AIs will increase in power, but at the moment they're far from general purpose problem solvers.

It’s the same for writing essays, generating code, and all the other seemingly miraculous emergent LLM capabilities. There’s a simulation of effort and thought, but the results are still text-based probabilities. Hence why you’ll often see repetitive styles and examples, as well as factual errors. Still, this “in-context” learning capability makes LLMs incredibly powerful and adaptable to a wide range of use cases.

However, if you want an extremely capable and robust AI for math, physics, or other science experiments, then you have to train the model very differently from a large language model. Those familiar with the broader landscape will already know that OpenAI offers various models, such as DALL.E for image generation and Whisper for audio-to-text translation. So while ChatGPT4 and eventually 5 will undoubtedly continue to improve in the accuracy and range of things they can do, they are still language models at heart.

Let’s stop asking AI such stupid questions

Siri versus ChatGPT

So back to the headline; we really need a better understanding of these strengths and pitfalls before setting AI to task.

Hopefully, it’s clear that it would be foolish to ask an AI to write your science coursework. It’s unlikely to understand equations correctly and even then will produce a formulaic response. And it would be downright irresponsible to take financial advice from one. But even seemingly more banal questioning can be problematic too. While it might be fun to tease out musing on controversial topics or trick it into a wrong answer, sharing what is tantamount to a probabilistic text string as anything close to a genuine opinion is beyond ignorant.

Let's not surrender our critical thinking to an upmarket text predictor.

If you ask a chatbot for a preference or to make a comparison, it’s not drawing from its own thoughts, a vast vault of human knowledge, or even a collectivist opinion hidden inside its dataset. Instead, it’s statistically modeling what it determines to be the optimum text response it can produce for your query, but that’s very different from thinking of a genuine answer. Hence why these models are co-piloted to filter out queries and responses that the model really isn’t built for. Even if you can tease out such a response, they should almost certainly be ignored.

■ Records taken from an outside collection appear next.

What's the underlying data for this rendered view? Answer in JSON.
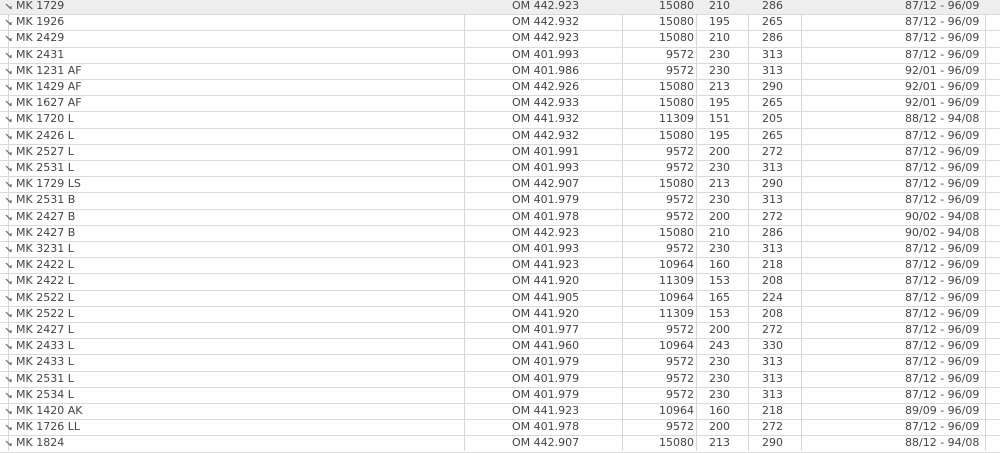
{
  "table": {
    "rows": [
      {
        "model": "MK 1729",
        "engine": "OM 442.923",
        "cc": "15080",
        "kw": "210",
        "hp": "286",
        "years": "87/12 - 96/09"
      },
      {
        "model": "MK 1926",
        "engine": "OM 442.932",
        "cc": "15080",
        "kw": "195",
        "hp": "265",
        "years": "87/12 - 96/09"
      },
      {
        "model": "MK 2429",
        "engine": "OM 442.923",
        "cc": "15080",
        "kw": "210",
        "hp": "286",
        "years": "87/12 - 96/09"
      },
      {
        "model": "MK 2431",
        "engine": "OM 401.993",
        "cc": "9572",
        "kw": "230",
        "hp": "313",
        "years": "87/12 - 96/09"
      },
      {
        "model": "MK 1231 AF",
        "engine": "OM 401.986",
        "cc": "9572",
        "kw": "230",
        "hp": "313",
        "years": "92/01 - 96/09"
      },
      {
        "model": "MK 1429 AF",
        "engine": "OM 442.926",
        "cc": "15080",
        "kw": "213",
        "hp": "290",
        "years": "92/01 - 96/09"
      },
      {
        "model": "MK 1627 AF",
        "engine": "OM 442.933",
        "cc": "15080",
        "kw": "195",
        "hp": "265",
        "years": "92/01 - 96/09"
      },
      {
        "model": "MK 1720 L",
        "engine": "OM 441.932",
        "cc": "11309",
        "kw": "151",
        "hp": "205",
        "years": "88/12 - 94/08"
      },
      {
        "model": "MK 2426 L",
        "engine": "OM 442.932",
        "cc": "15080",
        "kw": "195",
        "hp": "265",
        "years": "87/12 - 96/09"
      },
      {
        "model": "MK 2527 L",
        "engine": "OM 401.991",
        "cc": "9572",
        "kw": "200",
        "hp": "272",
        "years": "87/12 - 96/09"
      },
      {
        "model": "MK 2531 L",
        "engine": "OM 401.993",
        "cc": "9572",
        "kw": "230",
        "hp": "313",
        "years": "87/12 - 96/09"
      },
      {
        "model": "MK 1729 LS",
        "engine": "OM 442.907",
        "cc": "15080",
        "kw": "213",
        "hp": "290",
        "years": "87/12 - 96/09"
      },
      {
        "model": "MK 2531 B",
        "engine": "OM 401.979",
        "cc": "9572",
        "kw": "230",
        "hp": "313",
        "years": "87/12 - 96/09"
      },
      {
        "model": "MK 2427 B",
        "engine": "OM 401.978",
        "cc": "9572",
        "kw": "200",
        "hp": "272",
        "years": "90/02 - 94/08"
      },
      {
        "model": "MK 2427 B",
        "engine": "OM 442.923",
        "cc": "15080",
        "kw": "210",
        "hp": "286",
        "years": "90/02 - 94/08"
      },
      {
        "model": "MK 3231 L",
        "engine": "OM 401.993",
        "cc": "9572",
        "kw": "230",
        "hp": "313",
        "years": "87/12 - 96/09"
      },
      {
        "model": "MK 2422 L",
        "engine": "OM 441.923",
        "cc": "10964",
        "kw": "160",
        "hp": "218",
        "years": "87/12 - 96/09"
      },
      {
        "model": "MK 2422 L",
        "engine": "OM 441.920",
        "cc": "11309",
        "kw": "153",
        "hp": "208",
        "years": "87/12 - 96/09"
      },
      {
        "model": "MK 2522 L",
        "engine": "OM 441.905",
        "cc": "10964",
        "kw": "165",
        "hp": "224",
        "years": "87/12 - 96/09"
      },
      {
        "model": "MK 2522 L",
        "engine": "OM 441.920",
        "cc": "11309",
        "kw": "153",
        "hp": "208",
        "years": "87/12 - 96/09"
      },
      {
        "model": "MK 2427 L",
        "engine": "OM 401.977",
        "cc": "9572",
        "kw": "200",
        "hp": "272",
        "years": "87/12 - 96/09"
      },
      {
        "model": "MK 2433 L",
        "engine": "OM 441.960",
        "cc": "10964",
        "kw": "243",
        "hp": "330",
        "years": "87/12 - 96/09"
      },
      {
        "model": "MK 2433 L",
        "engine": "OM 401.979",
        "cc": "9572",
        "kw": "230",
        "hp": "313",
        "years": "87/12 - 96/09"
      },
      {
        "model": "MK 2531 L",
        "engine": "OM 401.979",
        "cc": "9572",
        "kw": "230",
        "hp": "313",
        "years": "87/12 - 96/09"
      },
      {
        "model": "MK 2534 L",
        "engine": "OM 401.979",
        "cc": "9572",
        "kw": "230",
        "hp": "313",
        "years": "87/12 - 96/09"
      },
      {
        "model": "MK 1420 AK",
        "engine": "OM 441.923",
        "cc": "10964",
        "kw": "160",
        "hp": "218",
        "years": "89/09 - 96/09"
      },
      {
        "model": "MK 1726 LL",
        "engine": "OM 401.978",
        "cc": "9572",
        "kw": "200",
        "hp": "272",
        "years": "87/12 - 96/09"
      },
      {
        "model": "MK 1824",
        "engine": "OM 442.907",
        "cc": "15080",
        "kw": "213",
        "hp": "290",
        "years": "88/12 - 94/08"
      }
    ]
  }
}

In a nutshell, we shouldn’t confuse a human-like response with human-like thought. That isn’t to diminish the impressiveness of AI simulacrum and the swathes of emerging use cases that they are genuinely useful for. But ultimately, there are many more exciting and existential AI topics to muse on than their preferences in fast food chains and designer brands. Let’s not surrender our critical thinking to an upmarket text predictor.